Summer of ’76 – Isabel Ashdown
Publisher: Myriad Editions
Release Date: 4 July 2013
Source: Advance copy from the publisher. Many thanks!
Synopsis: It’s the start of one of the hottest summers on record with soaring temperatures and weeks without rain; the summer of Abba, T-Rex, David Bowie and Demis Roussos; of Martinis, cheesecake and chicken chasseur; of the Montreal Olympics and the Notting Hill riots – the summer Big Ben stopped dead.
Luke Wolff is about to turn eighteen and is all set to enjoy his last few months at home on the Isle of Wight before leaving for college. Life is looking good; his job at a holiday camp promises new friendships, even the possibility of romance, and his parents are too preoccupied with their own problems to worry much about their son’s growing independence.
But with windows and doors constantly open and life increasingly lived outside, secrets become hard to hide. As Luke listens in, his parents’ seemingly ordered existence comes unstuck. Soon the community is gripped by scandal, and everything Luke thought he knew about friendship and family is turned on its head.
Winner of the Mail on Sunday Novel Competition, Isabel Ashdown once again unravels the complexity of her characters’ lives – and reveals what really lies beneath the surface.
Before reading Ashdown’s forthcoming Summer of ’76 I thought it would be best to read something else by her to get an idea of her writing style and such.
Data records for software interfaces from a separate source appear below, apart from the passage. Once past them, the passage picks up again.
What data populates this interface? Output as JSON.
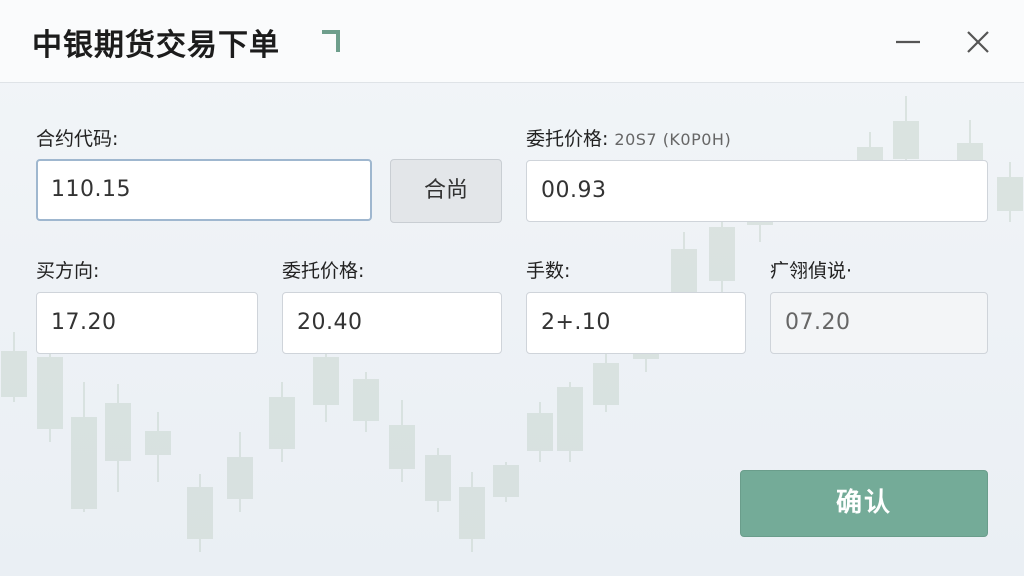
{
  "window": {
    "title": "中银期货交易下单",
    "minimize_icon": "minimize-icon",
    "close_icon": "close-icon"
  },
  "form": {
    "contract_code": {
      "label": "合约代码:",
      "value": "110.15"
    },
    "lookup_button": {
      "label": "合尚"
    },
    "order_price_top": {
      "label": "委托价格:",
      "sublabel": "20S7 (K0P0H)",
      "value": "00.93"
    },
    "buy_direction": {
      "label": "买方向:",
      "value": "17.20"
    },
    "order_price": {
      "label": "委托价格:",
      "value": "20.40"
    },
    "lots": {
      "label": "手数:",
      "value": "2+.10"
    },
    "extra": {
      "label": "疒翎偵说·",
      "value": "07.20"
    },
    "confirm_button": {
      "label": "确认"
    }
  },
  "colors": {
    "accent": "#74ab98",
    "focus_border": "#9fb7cf"
  }
}
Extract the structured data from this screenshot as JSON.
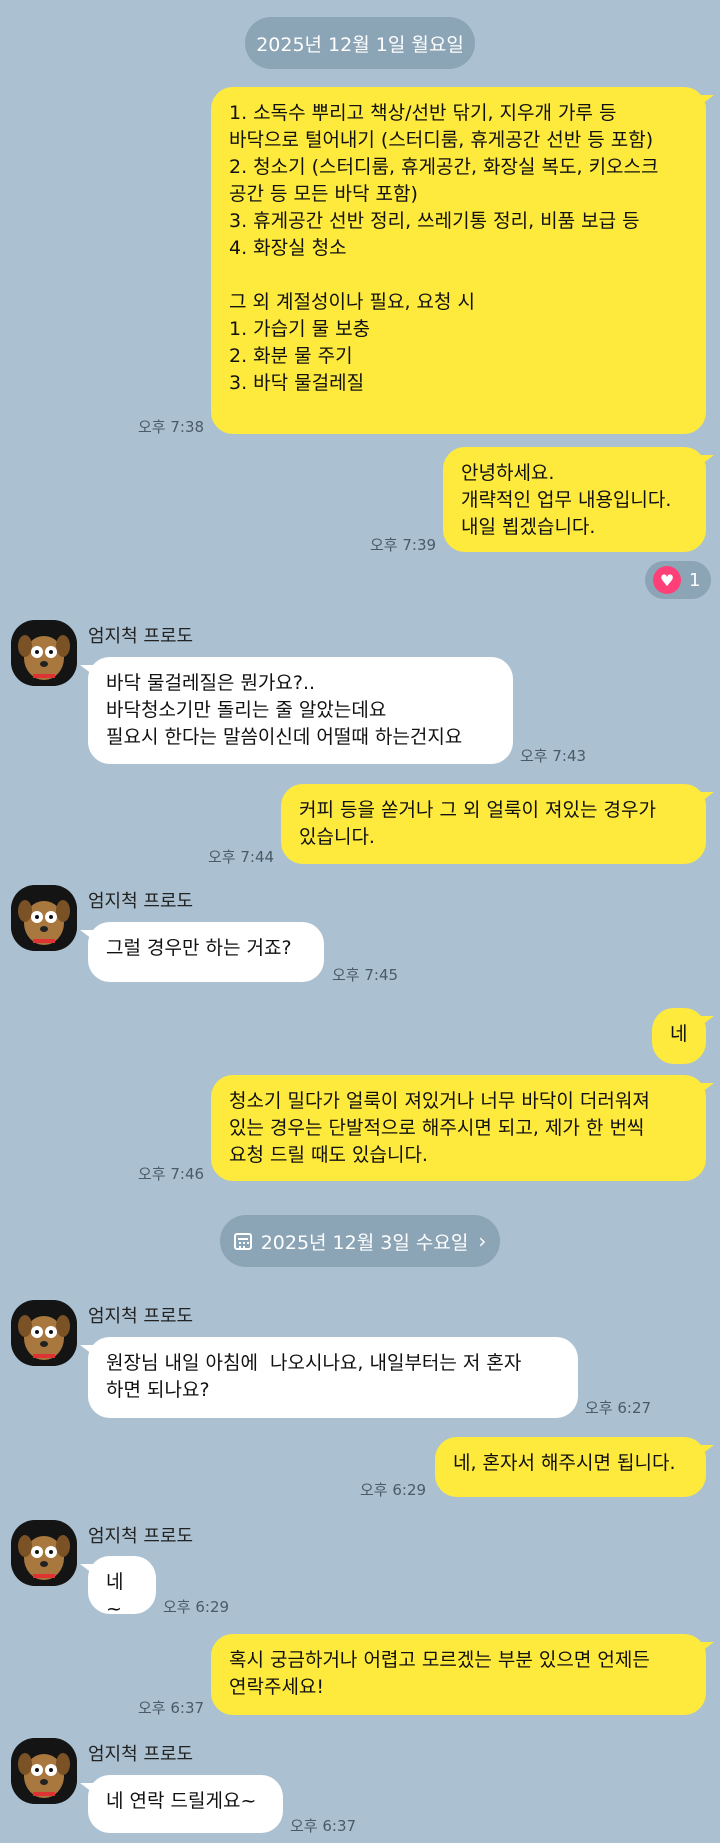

Lucky for me I’d purchased an e-version of Hurry Up and Wait a few months back and this seemed like the perfect chance to give it a read. I’m glad I did because I got a very good sense of how Ashdown writes and constructs her characters and storylines. Summer of ’76 and Hurry Up and Wait are two very similar books in that they’re slow burners and both have a sort of twist at the end.
I did enjoy Summer of ’76 though there were points where I wished things would speed up a bit or where I felt like more could have been happening. Even so, Ashdown’s writing style is lovely and easy to read and she’s very good at capturing the nuances of the time in her writing (the 80’s in Hurry Up and 70’s in Summer). I must say that I loved how the opening of Summer of ’76 held its own but actually made loads of sense by the conclusion of the novel. Swinger party (keys in bowl)? I’m there!
I’m eager to give her debut novel Glasshopper a read and can only imagine it will be just as emotionally intense as her other two books.
Summer of ’76 is out on 4 July (Happy Independence Day, home fries!) and will be available online as well as in store. Check out the Summer of ’76 on the Myriad Editions website for more information on the novel, the author and where you can bag your copy!